Conflicts between territories over water sharing arrangements may become more severe due to additional dependency on water, growing population, and reduced availability as a result of climate change. This complex issue is addressed in An Engineering Perspective of Water Sharing Issues in Pakistan, in relation to the water sharing arrangements between Pakistan, India and Afghanistan in the Indus Basin, by Muhammed Atiq Ur Rehman Tariq from VU and researchers from the Netherlands and Pakistan. Equitable management issues and outdated irrigation practices are exacerbating a water shortage in the basin which is now increasingly countered by the use of groundwater. This sudden high extraction of groundwater is causing depletion of the groundwater table and quality issues, which is heightening provincial conflicts over water. Policy, enforcement, engineering and social support are all needed to develop a comprehensive, fair and transparent water strategy.

Ashok Sharma and Ted Gardner tackle regional water planning issues both in Australia and in other countries. The researchers developed a methodology to ensure that rain water policies are effective for achieving predicted tank water savings for urban water supply planning; and teamed up with researchers from Nepal to examine Impacts of climate change on the flow of the transboundary Koshi River, with implications for local irrigation.

In advancing the treatment of wastewater, researchers contributed numerous reports.

Two reports by Peter Sanciolo and Stephen Gray looked at the viability of pasteurisation for the treatment of wastewater as an alternative to chemical treatment. Pasteurisation does not produce harmful by-products and so could offer a sustainable alternative, with a lower pre-treatment requirement, to other disinfection processes. The researchers teamed up with water supply industry researchers in Australia and the United States for Selection of surrogate pathogens and process indicator organisms for pasteurisation of municipal wastewater and for Effectiveness and Energy Requirements of Pasteurisation for the Treatment of Unfiltered Secondary Effluent from a Municipal Wastewater Treatment Plant.

In other wastewater treatment research: Mikel Duke led a team of VU researchers to improve the removal of herbicide from industrial wastewater and develop a method using light conducting photocatalytic membrane for sustainable, low-chemical filtration of polluted water; Jianhua Zhang teamed up with researchers from the CSIRO to conduct A Review on Current Development of Membranes for Oil Removal from Wastewaters.

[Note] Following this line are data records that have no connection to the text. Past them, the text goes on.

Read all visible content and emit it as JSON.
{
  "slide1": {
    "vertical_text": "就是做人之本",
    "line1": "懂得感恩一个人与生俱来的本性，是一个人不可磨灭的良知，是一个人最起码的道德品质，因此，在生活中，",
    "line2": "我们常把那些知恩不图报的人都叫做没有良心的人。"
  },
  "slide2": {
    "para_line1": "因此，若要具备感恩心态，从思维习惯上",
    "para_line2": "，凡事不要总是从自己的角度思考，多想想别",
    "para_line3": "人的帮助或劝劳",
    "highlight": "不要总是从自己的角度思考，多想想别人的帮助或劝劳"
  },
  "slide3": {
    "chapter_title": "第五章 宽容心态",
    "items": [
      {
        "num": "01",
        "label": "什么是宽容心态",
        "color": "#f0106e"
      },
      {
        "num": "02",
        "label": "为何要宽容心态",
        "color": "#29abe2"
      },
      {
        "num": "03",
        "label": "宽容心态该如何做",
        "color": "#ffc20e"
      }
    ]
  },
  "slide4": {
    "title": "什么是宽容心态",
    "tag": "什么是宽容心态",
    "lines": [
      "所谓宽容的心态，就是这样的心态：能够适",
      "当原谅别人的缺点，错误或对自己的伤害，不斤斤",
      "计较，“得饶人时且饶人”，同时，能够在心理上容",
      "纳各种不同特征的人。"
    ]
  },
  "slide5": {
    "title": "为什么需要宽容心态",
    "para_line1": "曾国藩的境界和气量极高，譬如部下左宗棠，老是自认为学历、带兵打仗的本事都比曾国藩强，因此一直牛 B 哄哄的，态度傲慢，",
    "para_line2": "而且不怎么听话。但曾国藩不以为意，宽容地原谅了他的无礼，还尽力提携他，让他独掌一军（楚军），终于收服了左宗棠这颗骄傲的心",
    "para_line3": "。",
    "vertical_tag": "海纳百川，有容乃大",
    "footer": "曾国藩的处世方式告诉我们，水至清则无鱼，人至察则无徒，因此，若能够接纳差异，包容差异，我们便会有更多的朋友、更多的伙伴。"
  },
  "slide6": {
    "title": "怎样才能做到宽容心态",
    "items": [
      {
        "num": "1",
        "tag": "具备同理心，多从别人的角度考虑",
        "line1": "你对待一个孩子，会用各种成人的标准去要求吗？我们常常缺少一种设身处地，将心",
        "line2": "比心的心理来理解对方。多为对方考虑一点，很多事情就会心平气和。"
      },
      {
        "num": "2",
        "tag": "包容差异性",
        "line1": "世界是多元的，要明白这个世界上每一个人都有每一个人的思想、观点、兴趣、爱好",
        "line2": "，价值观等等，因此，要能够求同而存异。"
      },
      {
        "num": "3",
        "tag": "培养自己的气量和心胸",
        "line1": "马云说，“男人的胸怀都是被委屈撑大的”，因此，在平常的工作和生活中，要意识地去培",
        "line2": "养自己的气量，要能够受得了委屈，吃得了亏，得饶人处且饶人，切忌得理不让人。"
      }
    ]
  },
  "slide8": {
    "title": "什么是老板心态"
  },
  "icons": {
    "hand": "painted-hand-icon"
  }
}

Investigations to improve water supply included a collaboration by Anne Ng and Chris Perera with Sri Lankan researchers to look at the issues, challenges and opportunities of Optimization of Green Infrastructure Practices in Industrial Areas for Runoff Management; and Sharma Ashok co-authored a paper to examine the Economic Viability of Water-Supply Gravity Main which can provide cost savings, as it does not require power and is more reliable than a pumped system.

A project led by Dr Nitin Muttil for City West Water in 2019-2020, to reduce the problem of bursts and leaks in the pipe network, had great success for saving water, reducing repair costs and for developing a source of clean energy. When looking into the causes of pipe failure, Dr Muttil identified excess pressure in sections of the network causing pipes to burst could be used to drive water turbines to generate electricity and, at the same time, relieve the pressure. This project involved developing AI algorithms to predict locations of leaks. This allows the water utility to develop a pipe replacement plan based on the risk factors identified.

Victoria University partnered with EGL (Environmental Group Limited) Water to develop a process to separate and destroy harmful PFAS (Per- and Polyfluoroalkyl compounds) in contaminated water. PFAS is a developing crisis, as the chemicals are toxic, highly persistent and accumulate in the bodies of fish, animals and people. EGL applied for a patent in 2020 after successful trails at a pilot plant, with the oversight and technical guidance of VU researchers.

Wyndham Tech School, managed by VU, in partnership with Greater Western Water, offer an Industry Program Toilet to Treatment to regional secondary students in solving real world problems of water network management and waste treatment.

Greater Western Water is a close industry partner working with our engineering researchers and teachers for the Bachelor and Master of Civil Engineering specialisations.